What you return must match the listing below exactly, minus any pictures.
————
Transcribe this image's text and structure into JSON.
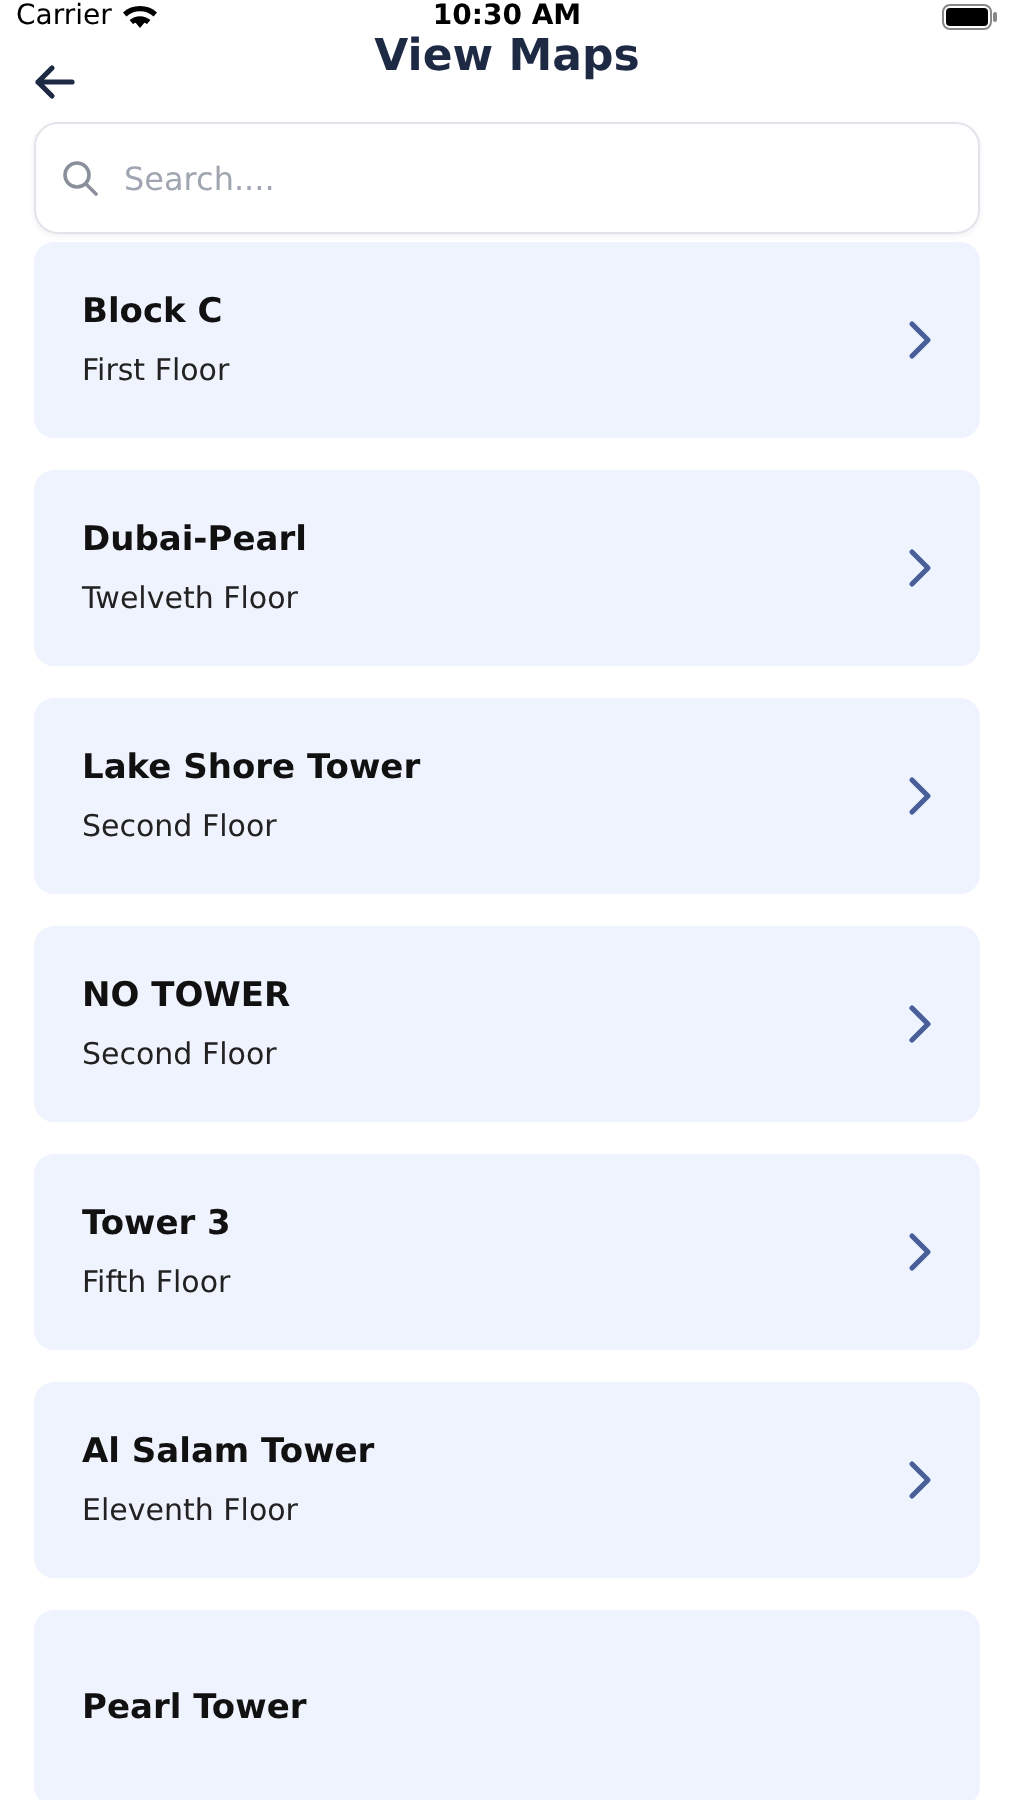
{
  "status_bar": {
    "carrier": "Carrier",
    "time": "10:30 AM"
  },
  "header": {
    "title": "View Maps"
  },
  "search": {
    "placeholder": "Search...."
  },
  "maps": [
    {
      "name": "Block C",
      "floor": "First Floor"
    },
    {
      "name": "Dubai-Pearl",
      "floor": "Twelveth Floor"
    },
    {
      "name": "Lake Shore Tower",
      "floor": "Second Floor"
    },
    {
      "name": "NO TOWER",
      "floor": "Second Floor"
    },
    {
      "name": "Tower 3",
      "floor": "Fifth Floor"
    },
    {
      "name": "Al Salam Tower",
      "floor": "Eleventh Floor"
    },
    {
      "name": "Pearl Tower"
    }
  ]
}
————
• ANSWER TO THIS PROBLEM
Transcribe this image's text and structure into JSON.
{
  "status_bar": {
    "carrier": "Carrier",
    "time": "10:30 AM"
  },
  "header": {
    "title": "View Maps"
  },
  "search": {
    "placeholder": "Search...."
  },
  "maps": [
    {
      "name": "Block C",
      "floor": "First Floor"
    },
    {
      "name": "Dubai-Pearl",
      "floor": "Twelveth Floor"
    },
    {
      "name": "Lake Shore Tower",
      "floor": "Second Floor"
    },
    {
      "name": "NO TOWER",
      "floor": "Second Floor"
    },
    {
      "name": "Tower 3",
      "floor": "Fifth Floor"
    },
    {
      "name": "Al Salam Tower",
      "floor": "Eleventh Floor"
    },
    {
      "name": "Pearl Tower"
    }
  ]
}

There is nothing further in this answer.